A Certified Financial Therapist is a professional who has earned the Certified Financial Therapist-I (CFT-I) designation issues by the Financial Therapy Association. Individuals who earn this designation must meet educational and experience requirements across three areas, including 1) financial therapy, 2) financial planning and financial counseling, and 3) therapeutic competencies.
How can I confirm the financial professional I’m working with holds the Certified Financial Therapist-I designation?
Visit the directory of Certified Financial Therapists on the Financial Therapy Association website.
What if I have a complaint about the Certified Financial Therapist I’m working with?
You can contact the Financial Therapy Association by email at email@example.com.
Where can I learn more about other professional designations held by financial advisors and coaches?
Refer to this list of popular financial certifications prepared by Wealthtender to help you learn more about each designation. You’ll find a brief description of each certification, plus links to in-depth articles if you want to learn more about a particular designation.
About the Author
About the Author
Brian is CEO and founder of Wealthtender. He and his wife live in Texas, enjoying the diversity of Houston and the vibrancy of Austin.
With over 25 years in the financial services industry, Brian is applying his experience and passion at Wealthtender to help more people enjoy life with less money stress.
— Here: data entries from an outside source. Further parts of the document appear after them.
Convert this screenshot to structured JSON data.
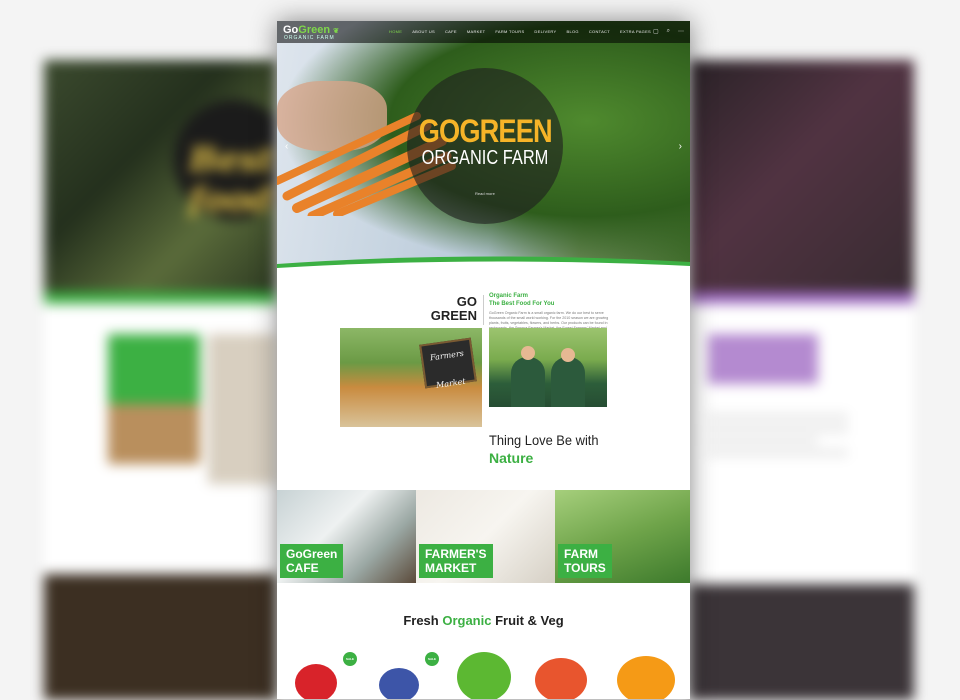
{
  "brand": {
    "name_a": "Go",
    "name_b": "Green",
    "tagline": "ORGANIC FARM"
  },
  "nav": {
    "items": [
      "HOME",
      "ABOUT US",
      "CAFE",
      "MARKET",
      "FARM TOURS",
      "DELIVERY",
      "BLOG",
      "CONTACT",
      "EXTRA PAGES"
    ],
    "active": "HOME"
  },
  "hero": {
    "title": "GOGREEN",
    "subtitle": "ORGANIC FARM",
    "button": "Read more"
  },
  "about": {
    "logo_line1": "GO",
    "logo_line2": "GREEN",
    "heading1": "Organic Farm",
    "heading2": "The Best Food For You",
    "body": "GoGreen Organic Farm is a small organic farm. We do our best to serve thousands of the small world working. For the 2010 season we are growing plants, fruits, vegetables, flowers, and herbs. Our products can be found in restaurants, the Smyrna Farmer's Market, the Forest Farmers' Market and the RP Community Market.",
    "board_line1": "Farmers",
    "board_line2": "Market",
    "headline": "Thing Love Be with",
    "headline_accent": "Nature"
  },
  "tiles": [
    {
      "line1": "GoGreen",
      "line2": "CAFE"
    },
    {
      "line1": "FARMER'S",
      "line2": "MARKET"
    },
    {
      "line1": "FARM",
      "line2": "TOURS"
    }
  ],
  "products": {
    "title_a": "Fresh ",
    "title_accent": "Organic",
    "title_b": " Fruit & Veg",
    "badge": "SALE"
  },
  "colors": {
    "accent": "#3cb043",
    "hero_title": "#f6b428",
    "text": "#222222"
  }
}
Disclaimer: The information in this article is not intended to encourage any lifestyle changes without careful consideration and consultation with a qualified professional. This article is for reference purposes only, is generic in nature, is not intended as individual advice and is not financial or legal advice.